I remember how as kids, my brothers and I asked Nanna about this particular photo.
“Where was it taken?”, we asked.
“At White City [in Sydney] during Country Week,” Nanna replied.
“How did you go?”, we asked excitedly, meaning, “Did you win?”
There was much laughter when Nanna replied, “By train.”
Above: Nanna with her sister Phyllis and mother Emily (Gran) in 1976.
Above: For many years Nanna and her good friend Dawn Weakley (pictured at left) worked as catering managers at the Gunnedah Servicemen’s Club. This photo was taken at the two women's retirement party in the late 1980s.
Above: With my Mum and Nanna and Pop Smith - Christmas 1990.
Above: Dad and Nanna at my younger brother’s wedding in 1990.
Above: Nanna and her first great-grandchild, Ryan, in 1992.
Above: Me with Nanna Smith in 2003. I was back in Australia, visiting from the U.S. where I've lived since 1994. This would be the last time I would see Nanna.
Above and below: Nanna spent Christmas 2004 visiting with her family in Port Macquarie. She died ten months later, quite suddenly and unexpectedly, back in Gunnedah on October 19, 2005. She was 86-years-old.
A few days later I wrote the following to my sister-in-law: “I think [Nanna's death] took everyone by surprise. It’s like she slipped away from us very quietly – not wanting to make a big fuss of it. I’m just thankful that in the days before she passed, she received a letter and some photos I’d sent her from my time with you all [in England]. I’m also grateful for the good conversation we had via phone at the end of July – when Mum and Dad were here visiting [me in the States]. I remember telling her that I believed I had inherited her green thumb, as all my indoor plants were thriving. So my sadness was alleviated somewhat by these opportunities to connect with her before her passing – and by the fact that she didn’t endure a long period of suffering. But I still find it hard to think I won’t see her again, or hear her voice – at least not in this world.”
Nanna was loved by many and is missed by many.
See also the previous Wild Reed posts:
Gunnedah (Part I)
Gunnedah (Part II)
Gunnedah (Part III)
Gunnedah (Part IV)
One of These Boys . . .

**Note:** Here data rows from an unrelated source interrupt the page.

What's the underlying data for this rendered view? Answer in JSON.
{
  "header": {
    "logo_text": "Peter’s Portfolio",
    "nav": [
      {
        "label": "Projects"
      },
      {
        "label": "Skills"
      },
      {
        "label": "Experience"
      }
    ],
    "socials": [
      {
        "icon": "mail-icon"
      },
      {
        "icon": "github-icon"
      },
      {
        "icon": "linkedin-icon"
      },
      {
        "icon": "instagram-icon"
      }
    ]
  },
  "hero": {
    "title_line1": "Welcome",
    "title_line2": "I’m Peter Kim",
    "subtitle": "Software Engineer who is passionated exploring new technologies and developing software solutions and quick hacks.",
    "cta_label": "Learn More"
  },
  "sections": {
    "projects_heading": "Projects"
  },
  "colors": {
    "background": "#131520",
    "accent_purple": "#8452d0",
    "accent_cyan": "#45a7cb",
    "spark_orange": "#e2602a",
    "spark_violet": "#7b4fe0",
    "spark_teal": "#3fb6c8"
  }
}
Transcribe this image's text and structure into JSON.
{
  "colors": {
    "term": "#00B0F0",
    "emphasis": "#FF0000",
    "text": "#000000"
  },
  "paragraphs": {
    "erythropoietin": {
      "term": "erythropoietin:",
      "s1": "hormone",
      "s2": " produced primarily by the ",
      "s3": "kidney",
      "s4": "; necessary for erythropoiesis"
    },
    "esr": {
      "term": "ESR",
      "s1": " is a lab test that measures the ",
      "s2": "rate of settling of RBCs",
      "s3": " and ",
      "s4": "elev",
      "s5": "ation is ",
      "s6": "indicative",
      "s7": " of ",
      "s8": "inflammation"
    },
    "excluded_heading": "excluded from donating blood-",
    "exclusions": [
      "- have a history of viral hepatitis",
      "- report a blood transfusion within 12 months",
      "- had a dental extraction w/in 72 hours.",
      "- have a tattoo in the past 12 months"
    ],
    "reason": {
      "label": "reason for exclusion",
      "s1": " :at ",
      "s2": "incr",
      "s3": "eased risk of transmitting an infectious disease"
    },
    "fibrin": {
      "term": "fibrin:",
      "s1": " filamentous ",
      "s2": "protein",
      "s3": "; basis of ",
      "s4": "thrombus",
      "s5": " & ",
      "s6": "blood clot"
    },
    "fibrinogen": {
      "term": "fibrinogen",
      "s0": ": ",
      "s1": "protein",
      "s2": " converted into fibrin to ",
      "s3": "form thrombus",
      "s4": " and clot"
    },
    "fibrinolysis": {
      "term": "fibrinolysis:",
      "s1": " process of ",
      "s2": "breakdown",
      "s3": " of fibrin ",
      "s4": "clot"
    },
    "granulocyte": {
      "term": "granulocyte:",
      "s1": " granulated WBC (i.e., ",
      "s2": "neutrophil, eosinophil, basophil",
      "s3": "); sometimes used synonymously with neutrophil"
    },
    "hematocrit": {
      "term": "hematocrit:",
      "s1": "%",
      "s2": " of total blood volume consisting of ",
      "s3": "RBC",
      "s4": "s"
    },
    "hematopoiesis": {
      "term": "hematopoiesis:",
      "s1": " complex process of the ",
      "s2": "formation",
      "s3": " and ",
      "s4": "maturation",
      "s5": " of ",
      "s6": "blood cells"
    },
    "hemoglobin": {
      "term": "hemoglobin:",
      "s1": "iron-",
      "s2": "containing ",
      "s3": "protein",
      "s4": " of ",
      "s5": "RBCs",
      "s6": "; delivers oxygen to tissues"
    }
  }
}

A Lesson from Play School
Catholic Rainbow (Australian) Parents
The Bayly Family (Part I)
The Bayly Family (Part II)
The Bayly Family (Part III)
My Brother, the Drummer
A Rabbit’s Tale